But such limitations could be changing soon because of a recent decision by the American Medical Association's (AMA) Current Procedural Terminology (CPT) Editorial Panel to create a Category 1 CPT code for retinal imaging with automated point-of-care, which includes IDx-DR, an FDA-cleared autonomous AI system that detects diabetic retinopathy without the need for physician interpretation. This new code, submitted by the American Academy of Ophthalmology, with the support of IDx, facilitates correct billing of IDx-DR.
CPT codes are reviewed and developed by clinician experts as part of a transparent and open process to provide a uniform language for submitting healthcare procedures and services for payor reimbursement. The new CPT code is scheduled to be effective in January 2021, and its description may be further refined prior to its implementation.
“I think it's historic because it's the first step in a process to lead to payments for autonomous AI in general,” said Michael Abramoff, MD, PhD, founder and CEO of IDx, in an interview with MD+DI. He explained that IDx was authorized by FDA in April of 2018, but because it was the first autonomous AI device, “nothing in the healthcare system, in terms of reimbursement, was prepared for it, because everything in that system is built around physicians and nurse practitioners making decisions. Autonomous AI makes the clinical decision by itself, so we had a giant hurdle to cross,” he said.
“Physicians are currently billing for IDx-DR using existing coding, but this new code will better capture the value of an AI making the diagnostic assessment, an important step in ensuring this technology reaches its full potential in prevent vision loss and blindness for people with diabetes,” Abramoff continued.
He said that he believes the CPT code applying to IDx-DR was created, in part because they were transparent and accountable about the risks and benefits in presenting the technology. “I think that makes a huge difference that we are not trying to slip in something and we're very open about it,” he said. “You need to be careful about risk—you must be open about it, you need to address it, and you need to take steps to mitigate it.”

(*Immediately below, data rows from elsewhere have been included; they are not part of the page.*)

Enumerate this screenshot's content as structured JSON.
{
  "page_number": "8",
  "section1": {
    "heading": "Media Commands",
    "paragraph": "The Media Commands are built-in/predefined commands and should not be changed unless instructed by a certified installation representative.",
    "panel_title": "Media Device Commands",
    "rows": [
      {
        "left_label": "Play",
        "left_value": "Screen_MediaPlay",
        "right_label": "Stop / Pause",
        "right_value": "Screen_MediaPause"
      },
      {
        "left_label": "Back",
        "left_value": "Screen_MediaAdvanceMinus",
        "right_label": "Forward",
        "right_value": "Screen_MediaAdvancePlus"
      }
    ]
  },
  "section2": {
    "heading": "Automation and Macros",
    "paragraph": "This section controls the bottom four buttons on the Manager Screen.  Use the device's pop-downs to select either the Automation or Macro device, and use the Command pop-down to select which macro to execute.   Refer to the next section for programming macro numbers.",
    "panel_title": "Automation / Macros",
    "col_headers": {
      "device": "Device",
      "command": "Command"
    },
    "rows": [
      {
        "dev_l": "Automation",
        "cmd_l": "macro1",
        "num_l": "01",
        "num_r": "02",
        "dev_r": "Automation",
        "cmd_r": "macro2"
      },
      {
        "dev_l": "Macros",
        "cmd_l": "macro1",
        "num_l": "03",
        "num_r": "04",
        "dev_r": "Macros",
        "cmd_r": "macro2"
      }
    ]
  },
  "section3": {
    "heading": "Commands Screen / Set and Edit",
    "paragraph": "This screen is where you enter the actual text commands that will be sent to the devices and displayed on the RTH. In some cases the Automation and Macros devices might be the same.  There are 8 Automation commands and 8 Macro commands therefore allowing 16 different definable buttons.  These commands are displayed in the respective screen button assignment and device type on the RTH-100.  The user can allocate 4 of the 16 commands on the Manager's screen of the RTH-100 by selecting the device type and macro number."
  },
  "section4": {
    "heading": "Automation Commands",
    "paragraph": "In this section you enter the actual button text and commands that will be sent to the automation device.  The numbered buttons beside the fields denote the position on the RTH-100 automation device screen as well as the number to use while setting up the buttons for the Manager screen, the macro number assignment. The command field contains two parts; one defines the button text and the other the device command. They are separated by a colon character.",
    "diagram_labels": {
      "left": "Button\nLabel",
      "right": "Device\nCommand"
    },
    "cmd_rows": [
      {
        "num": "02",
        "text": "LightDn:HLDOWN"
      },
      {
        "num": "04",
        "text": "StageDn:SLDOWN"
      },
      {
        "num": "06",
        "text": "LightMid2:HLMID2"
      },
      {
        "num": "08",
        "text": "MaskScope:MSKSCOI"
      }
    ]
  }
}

This code could set the precedent for other autonomous AI technologies, Abramoff said, adding that people can now see the path to payment. “A path has been cleared for them. It’s very different if you know that something is possible, versus if you don’t even know where to begin.”